Author + information
Previous studies that investigated the effects of coronary collateral circulation on myocardial perfusion were compromised by inclusion of patients with multivessel coronary artery disease, incomplete occlusion, prior myocardial infarction, or a combination of these.
Aim of work
In this study we will investigate the relationship between angiographic collateral circulation and myocardial perfusion in patients with total occlusion of a single coronary artery, in the absence of myocardial infarction or significant stenosis in the other coronary arteries supplying the same myocardial territory.
Methods and Results
Forty patients underwent stress myocardial single photon emission computed tomography within 90 days of angiography. Collateral circulation was present in 24 patients (group A) and absent in 16 patients (group B). Reversible perfusion defects were present in 22(91.7%) patients in group A and in 12(75%) in group B, comparison between both groups came back statistically insignificant (p-value = NS). Group A included 4(18.2%) patients with a small size defect (<5%), 9(40.9%) patients with a moderate perfusion defect (5-10%) and 9(40.9%) patients with a large perfusion defect (>10%); while group B had 2(16.6%) patients with small perfusion defect, 5(41.6%) patients with a moderate perfusion defect and also 5(41.6%) patients with a large perfusion defect, comparison between both groups came back statistically insignificant (p-value = NS). The mean exercise time for patients in group A was 6.9 ±0.92 minutes and their mean achieved peak METs was 7.35±0.35 METs. On the other hand; the mean exercise time for patients in group B was 6.9 ±0.83 minutes and their mean peak METs was 7.23±0.25 METs. Comparison between both groups also appeared to be statistically insignificant (p-value = NS).

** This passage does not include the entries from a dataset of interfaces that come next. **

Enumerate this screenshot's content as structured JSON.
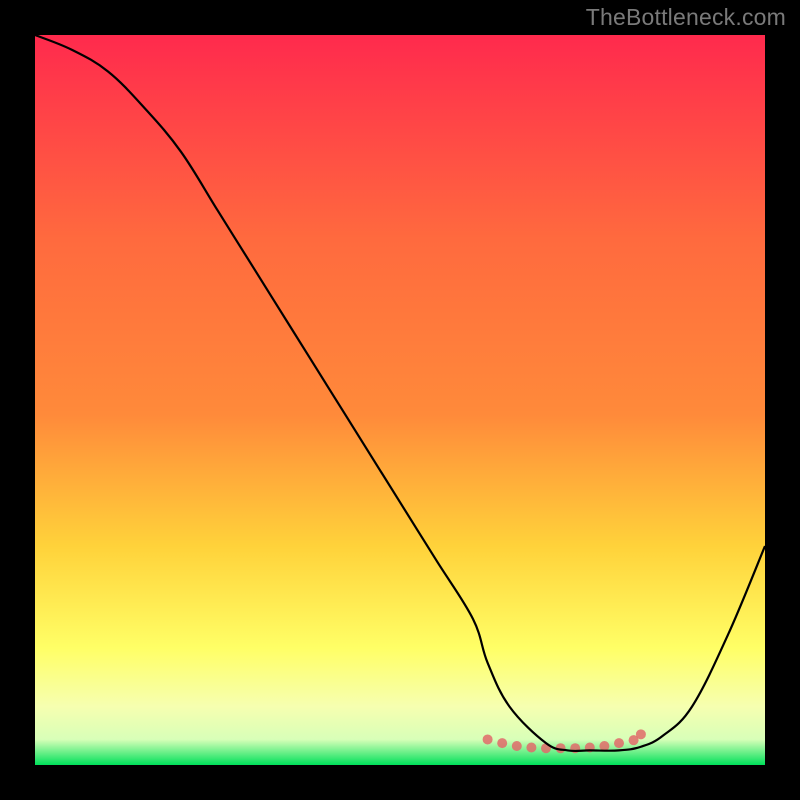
{
  "watermark": "TheBottleneck.com",
  "chart_data": {
    "type": "line",
    "title": "",
    "xlabel": "",
    "ylabel": "",
    "xlim": [
      0,
      100
    ],
    "ylim": [
      0,
      100
    ],
    "grid": false,
    "legend": false,
    "gradient_colors": {
      "top": "#ff2a4d",
      "mid_upper": "#ff8a3a",
      "mid": "#ffd23a",
      "mid_lower": "#ffff66",
      "near_bottom": "#f6ffb0",
      "bottom": "#00e05a"
    },
    "series": [
      {
        "name": "bottleneck-curve",
        "color": "#000000",
        "stroke_width": 2.2,
        "x": [
          0,
          5,
          10,
          15,
          20,
          25,
          30,
          35,
          40,
          45,
          50,
          55,
          60,
          62,
          65,
          70,
          73,
          76,
          80,
          83,
          86,
          90,
          95,
          100
        ],
        "y": [
          100,
          98,
          95,
          90,
          84,
          76,
          68,
          60,
          52,
          44,
          36,
          28,
          20,
          14,
          8,
          3,
          2,
          2,
          2,
          2.5,
          4,
          8,
          18,
          30
        ]
      },
      {
        "name": "highlight-dots",
        "color": "#e06a6a",
        "marker_radius": 5,
        "style": "dots",
        "x": [
          62,
          64,
          66,
          68,
          70,
          72,
          74,
          76,
          78,
          80,
          82,
          83
        ],
        "y": [
          3.5,
          3,
          2.6,
          2.4,
          2.3,
          2.3,
          2.3,
          2.4,
          2.6,
          3,
          3.4,
          4.2
        ]
      }
    ],
    "annotations": []
  }
}
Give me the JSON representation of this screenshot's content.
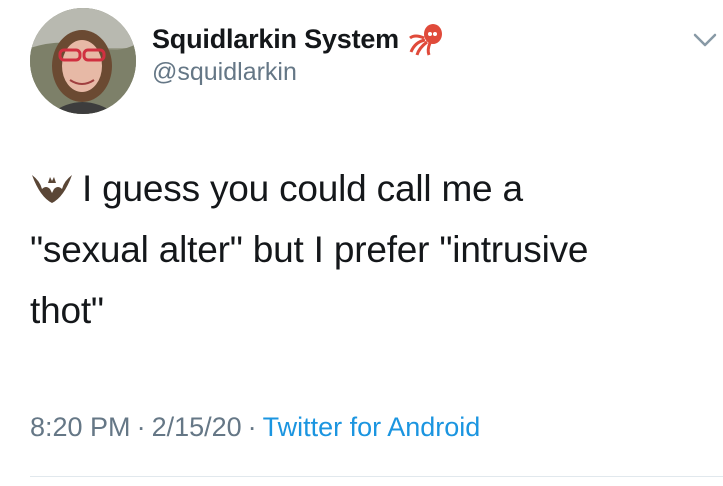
{
  "author": {
    "display_name": "Squidlarkin System",
    "name_emoji_icon": "squid-icon",
    "handle": "@squidlarkin",
    "avatar_icon": "avatar"
  },
  "tweet": {
    "leading_emoji_icon": "bat-icon",
    "text": "I guess you could call me a\n\"sexual alter\" but I prefer \"intrusive\nthot\"",
    "time": "8:20 PM",
    "separator": "·",
    "date": "2/15/20",
    "source": "Twitter for Android"
  },
  "menu": {
    "icon": "chevron-down-icon"
  },
  "colors": {
    "text": "#14171a",
    "secondary": "#657786",
    "link": "#1b95e0",
    "divider": "#e1e8ed"
  }
}
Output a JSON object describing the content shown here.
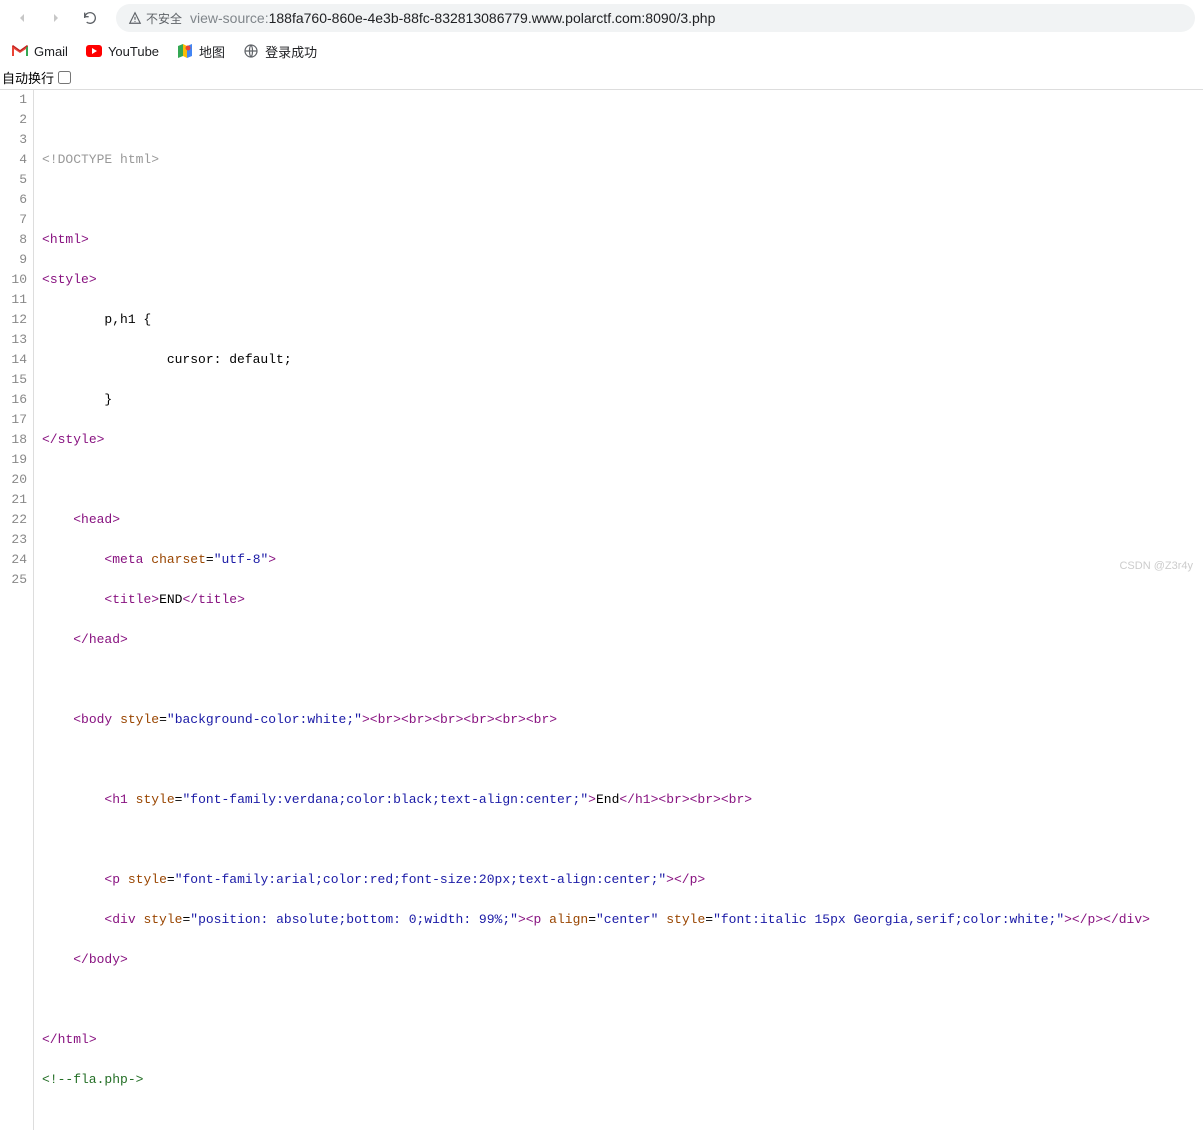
{
  "toolbar": {
    "security_label": "不安全",
    "url_prefix": "view-source:",
    "url_rest": "188fa760-860e-4e3b-88fc-832813086779.www.polarctf.com:8090/3.php"
  },
  "bookmarks": {
    "gmail": "Gmail",
    "youtube": "YouTube",
    "maps": "地图",
    "login": "登录成功"
  },
  "controls": {
    "wrap_label": "自动换行"
  },
  "source": {
    "line_numbers": [
      "1",
      "2",
      "3",
      "4",
      "5",
      "6",
      "7",
      "8",
      "9",
      "10",
      "11",
      "12",
      "13",
      "14",
      "15",
      "16",
      "17",
      "18",
      "19",
      "20",
      "21",
      "22",
      "23",
      "24",
      "25"
    ],
    "l2_doctype": "<!DOCTYPE html>",
    "l4_open_html": "html",
    "l5_open_style": "style",
    "l6": "        p,h1 {",
    "l7": "                cursor: default;",
    "l8": "        }",
    "l9_close_style": "style",
    "l11_head": "head",
    "l12_meta_tag": "meta",
    "l12_meta_attr": "charset",
    "l12_meta_val": "\"utf-8\"",
    "l13_title": "title",
    "l13_text": "END",
    "l14_head_close": "head",
    "l16_body": "body",
    "l16_style_attr": "style",
    "l16_style_val": "\"background-color:white;\"",
    "l16_br": "br",
    "l18_h1": "h1",
    "l18_style_val": "\"font-family:verdana;color:black;text-align:center;\"",
    "l18_text": "End",
    "l20_p": "p",
    "l20_style_val": "\"font-family:arial;color:red;font-size:20px;text-align:center;\"",
    "l21_div": "div",
    "l21_div_style_val": "\"position: absolute;bottom: 0;width: 99%;\"",
    "l21_p_align": "align",
    "l21_p_align_val": "\"center\"",
    "l21_p_style_val": "\"font:italic 15px Georgia,serif;color:white;\"",
    "l22_body_close": "body",
    "l24_html_close": "html",
    "l25_comment": "<!--fla.php->"
  },
  "watermark": "CSDN @Z3r4y"
}
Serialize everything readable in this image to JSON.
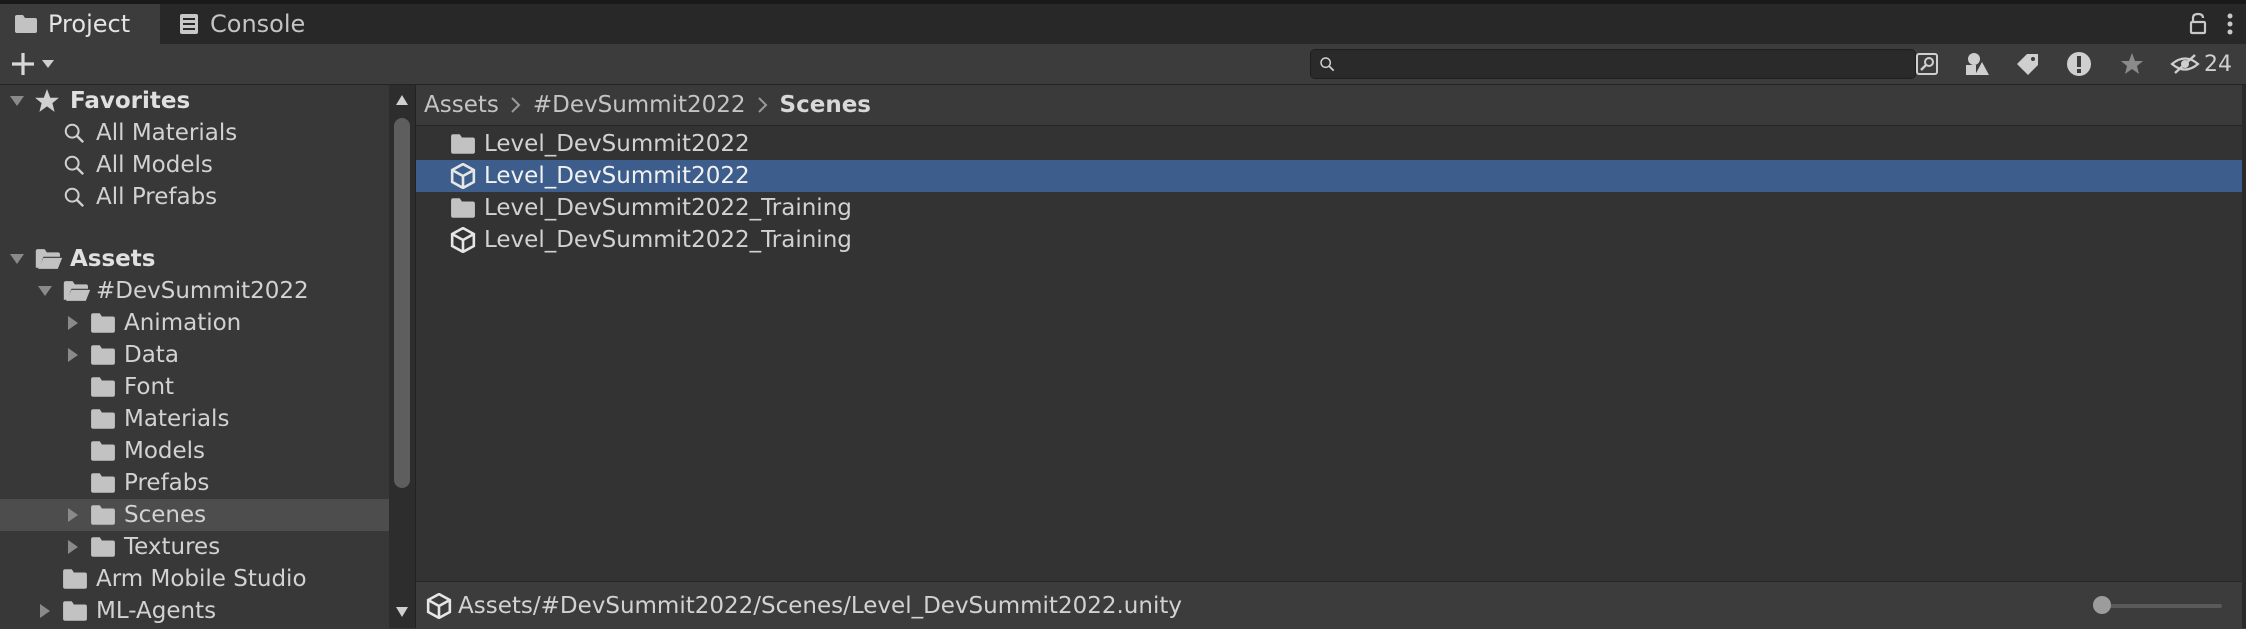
{
  "tabs": [
    {
      "label": "Project",
      "icon": "folder-icon",
      "active": true
    },
    {
      "label": "Console",
      "icon": "console-icon",
      "active": false
    }
  ],
  "toolbar": {
    "search_value": "",
    "hidden_count": "24"
  },
  "sidebar": {
    "favorites_label": "Favorites",
    "favorites": [
      "All Materials",
      "All Models",
      "All Prefabs"
    ],
    "assets_label": "Assets",
    "tree": [
      {
        "label": "#DevSummit2022"
      },
      {
        "label": "Animation"
      },
      {
        "label": "Data"
      },
      {
        "label": "Font"
      },
      {
        "label": "Materials"
      },
      {
        "label": "Models"
      },
      {
        "label": "Prefabs"
      },
      {
        "label": "Scenes",
        "selected": true
      },
      {
        "label": "Textures"
      },
      {
        "label": "Arm Mobile Studio"
      },
      {
        "label": "ML-Agents"
      }
    ]
  },
  "breadcrumb": [
    "Assets",
    "#DevSummit2022",
    "Scenes"
  ],
  "files": [
    {
      "label": "Level_DevSummit2022",
      "icon": "folder-icon"
    },
    {
      "label": "Level_DevSummit2022",
      "icon": "unity-scene-icon",
      "selected": true
    },
    {
      "label": "Level_DevSummit2022_Training",
      "icon": "folder-icon"
    },
    {
      "label": "Level_DevSummit2022_Training",
      "icon": "unity-scene-icon"
    }
  ],
  "status": {
    "path": "Assets/#DevSummit2022/Scenes/Level_DevSummit2022.unity",
    "zoom": 0
  },
  "colors": {
    "selection": "#3d5e8c",
    "background": "#383838"
  }
}
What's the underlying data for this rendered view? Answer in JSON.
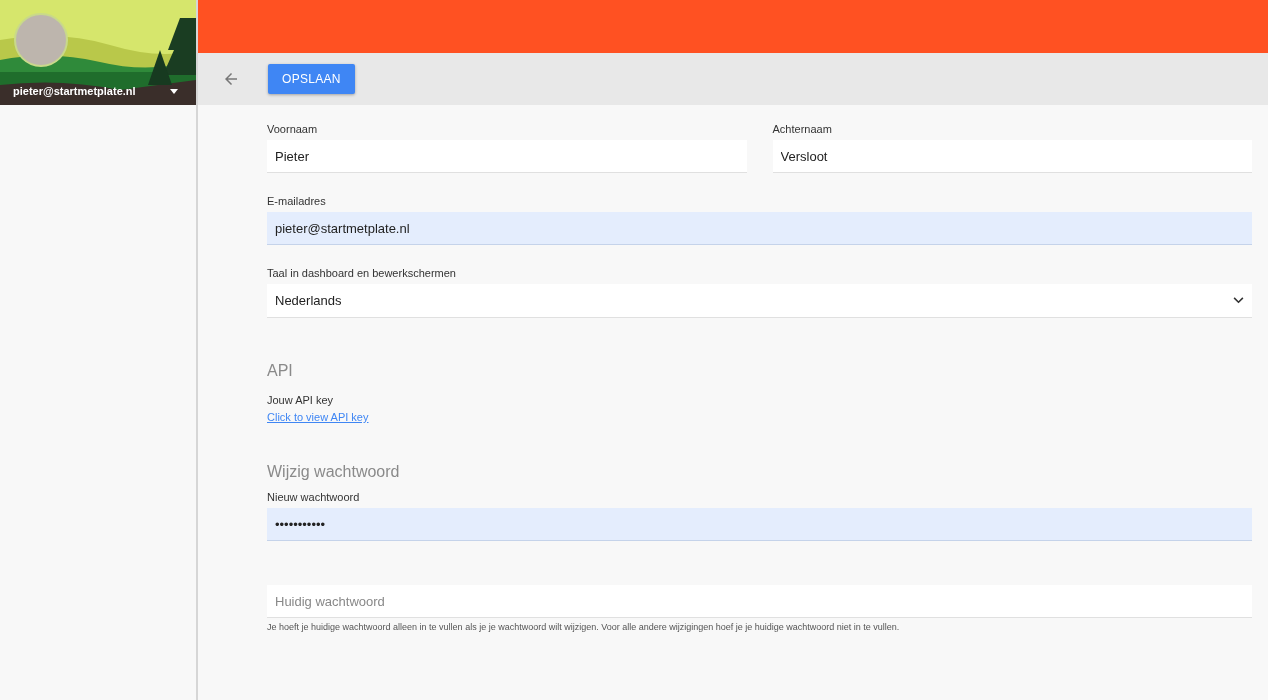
{
  "sidebar": {
    "account_email": "pieter@startmetplate.nl"
  },
  "toolbar": {
    "save_button": "OPSLAAN"
  },
  "name_fields": [
    {
      "label": "Voornaam",
      "value": "Pieter",
      "autofilled": false
    },
    {
      "label": "Achternaam",
      "value": "Versloot",
      "autofilled": false
    }
  ],
  "email_field": {
    "label": "E-mailadres",
    "value": "pieter@startmetplate.nl",
    "autofilled": true
  },
  "language_select": {
    "label": "Taal in dashboard en bewerkschermen",
    "value": "Nederlands"
  },
  "api_section": {
    "heading": "API",
    "label": "Jouw API key",
    "link": "Click to view API key"
  },
  "password_section": {
    "heading": "Wijzig wachtwoord",
    "new_password": {
      "label": "Nieuw wachtwoord",
      "value": "•••••••••••",
      "autofilled": true
    },
    "current_password": {
      "placeholder": "Huidig wachtwoord",
      "autofilled": false
    },
    "hint": "Je hoeft je huidige wachtwoord alleen in te vullen als je je wachtwoord wilt wijzigen. Voor alle andere wijzigingen hoef je je huidige wachtwoord niet in te vullen."
  }
}
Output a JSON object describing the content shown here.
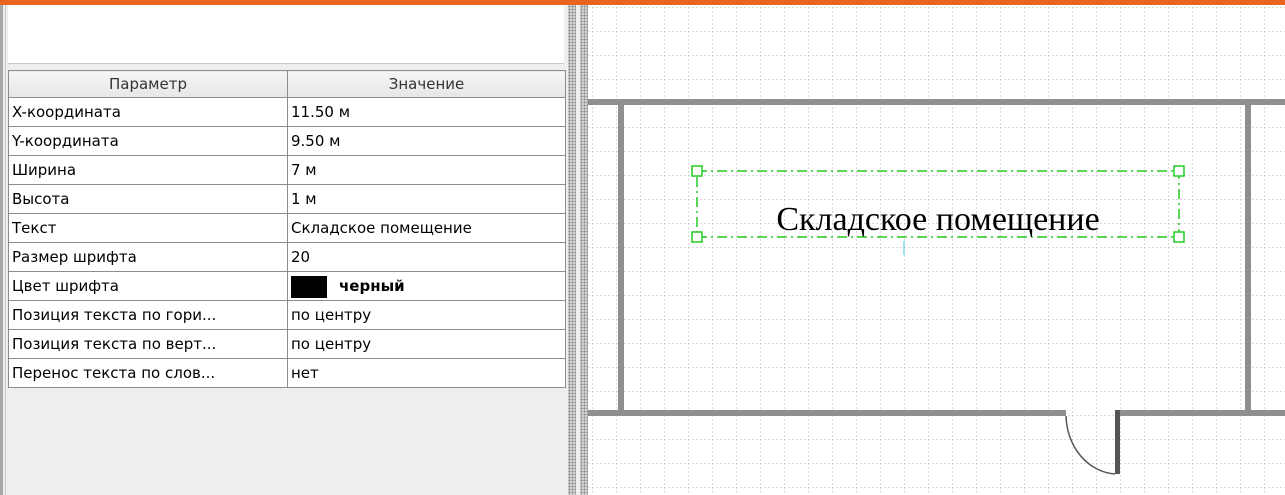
{
  "properties": {
    "header": {
      "param": "Параметр",
      "value": "Значение"
    },
    "rows": [
      {
        "param": "X-координата",
        "value": "11.50 м"
      },
      {
        "param": "Y-координата",
        "value": "9.50 м"
      },
      {
        "param": "Ширина",
        "value": "7 м"
      },
      {
        "param": "Высота",
        "value": "1 м"
      },
      {
        "param": "Текст",
        "value": "Складское помещение"
      },
      {
        "param": "Размер шрифта",
        "value": "20"
      },
      {
        "param": "Цвет шрифта",
        "value": "черный",
        "swatch": "#000000"
      },
      {
        "param": "Позиция текста по гори...",
        "value": "по центру"
      },
      {
        "param": "Позиция текста по верт...",
        "value": "по центру"
      },
      {
        "param": "Перенос текста по слов...",
        "value": "нет"
      }
    ]
  },
  "canvas": {
    "room_label": "Складское помещение",
    "grid_color": "#b4b4b4",
    "wall_color": "#8f8f8f",
    "selection_color": "#22cc22"
  },
  "colors": {
    "accent": "#e8661c"
  }
}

In patients with a single-vessel total coronary occlusion and without myocardial infarction, stress-induced myocardial ischemia is almost always present, irrespective of presence or absence of angiographic collaterals. These data suggest that coronary collaterals do not appear to protect against stress-induced perfusion defects. Nevertheless collaterals in our study did not have any positive impact on the functional capacity of patients, predicted by the analysis of exercise duration and achieved peak METs.